—James Buchanan "welcoming" Abraham Lincoln.
—Ken Burns, "The Civil War"
Tropes he embodied:
- Ambiguously Gay: As noted above, he's often speculated to have been gay. Made fun of here.
- Embarrassing Nickname: several.
- "The Old Public Functionary" was one he accidentally gave himself during a State of the Union Address
- Old Buck - because Buchanan can be hard to say.
- Andrew Jackson referred to Buchanan and Senator King as "Miss Nancy and Aunt Fancy". This is actually even more of a blatant innuendo than it seems: both nicknames were contemporary euphamisms for gay men and dandies. Could represent an Insult of Endearment, however, because despite their conflicts Jackson never openly accused them of being homosexuals, which would have destroyed both men at that time. note
- Ten Cent Jimmy- for his rather lukewarm attitude toward the idea of a minimum wage, which he considered should be about 10 cents a day (even at that time, fairly low- 25 cents was considered a good day's pay at a decent job)
- Hidden Depths: During his presidency, he secretly bought nearly a hundred slaves and set them free in Pennsylvania with 100 dollars for each to start their lives as freemen.
- The Namesake: His cousin named her son James Buchanan Eads (who later became a famous engineer, building more than thirty ironclads for the Union during the American Civil War) after him in 1820 - of course, at that point he was still a young Pennsylvania politician and hadn't reached his full flower of ineptitude.
- Our Presidents Are Different: President Focus Group, definitely, with maybe a touch of President Buffoon
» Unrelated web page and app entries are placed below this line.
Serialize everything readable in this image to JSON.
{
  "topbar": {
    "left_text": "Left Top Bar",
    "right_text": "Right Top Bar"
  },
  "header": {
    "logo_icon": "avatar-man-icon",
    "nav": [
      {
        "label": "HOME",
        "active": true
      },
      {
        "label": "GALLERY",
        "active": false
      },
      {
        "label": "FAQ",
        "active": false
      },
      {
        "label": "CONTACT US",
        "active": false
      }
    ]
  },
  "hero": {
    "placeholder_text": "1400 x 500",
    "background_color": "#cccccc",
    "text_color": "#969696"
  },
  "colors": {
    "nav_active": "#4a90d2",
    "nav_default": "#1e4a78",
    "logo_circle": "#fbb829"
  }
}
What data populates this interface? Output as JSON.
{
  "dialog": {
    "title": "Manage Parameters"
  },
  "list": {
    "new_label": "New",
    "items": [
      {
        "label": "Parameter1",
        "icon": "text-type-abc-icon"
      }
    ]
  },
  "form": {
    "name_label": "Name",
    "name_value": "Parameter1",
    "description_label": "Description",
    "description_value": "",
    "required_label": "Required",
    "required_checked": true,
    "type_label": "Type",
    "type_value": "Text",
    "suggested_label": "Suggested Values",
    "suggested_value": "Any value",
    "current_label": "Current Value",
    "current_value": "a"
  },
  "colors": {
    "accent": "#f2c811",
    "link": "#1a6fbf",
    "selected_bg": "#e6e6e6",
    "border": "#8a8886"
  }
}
- Reassigned to Antarctica: After he screwed up the House of Representatives impeachment trial of heavily corrupt Judge James H. Peck, then President Andrew Jackson appointed him as Ambassador to Russia, believing that it would be a position where Buchanan would "do the least harm". Buchanan proceeded to screw up a trade agreement by erroniously sending a boat to America with Russian goods that hadn't been purchased yet and nearly caused an international incident. Whoops.
- Spirited Young Lady: Not Buchanan himself, obviously, but rather his orphaned niece, Harriet Lane. Due to him being unmarried, she served as his First Lady and helped create the modern role of the First Lady (in fact, the term "First Lady" was coined to describe her, since she couldn't be called "the President's wife"). She was very popular with the public, even after her uncle had become very unpopular.
- Transparent Closet / Open Secret: While it will probably forever be left a Riddle for the Ages, there is quite a bit of evidence that Buchanan was likely homosexual. Buchanan's effeminacy and general non-interest in women aside, if Buchanan and King were not life partners, they certainly did nothing to discourage others from making that assumption. They openly shared an apartment, attended dinners and public events together, adopted each other's mannerisms, traveled together constantly, and the two planned to run as President and Vice President together prior to King's death (four years before Buchanan assumed office). Years later in a letter to a friend Buchanan wrote the following:
"I am now 'solitary and alone,' having no companion in the house with me. I have gone a wooing to several gentlemen, but have not succeeded with any one of them. I feel that it is not good for man to be alone, and [I] should not be astonished to find myself married to some old maid who can nurse me when I am sick, provide good dinners for me when I am well, and not expect from me any very ardent or romantic affection."
- In a time when the social convention regarding sexuality was "Don't ask, don't tell", Buchanan seems to have done everything but tell.
- Vindicated by History: The day prior to his death, Buchanan said "History will vindicate me". It did not.
- While Rome Burns: History has judged him guilty of this.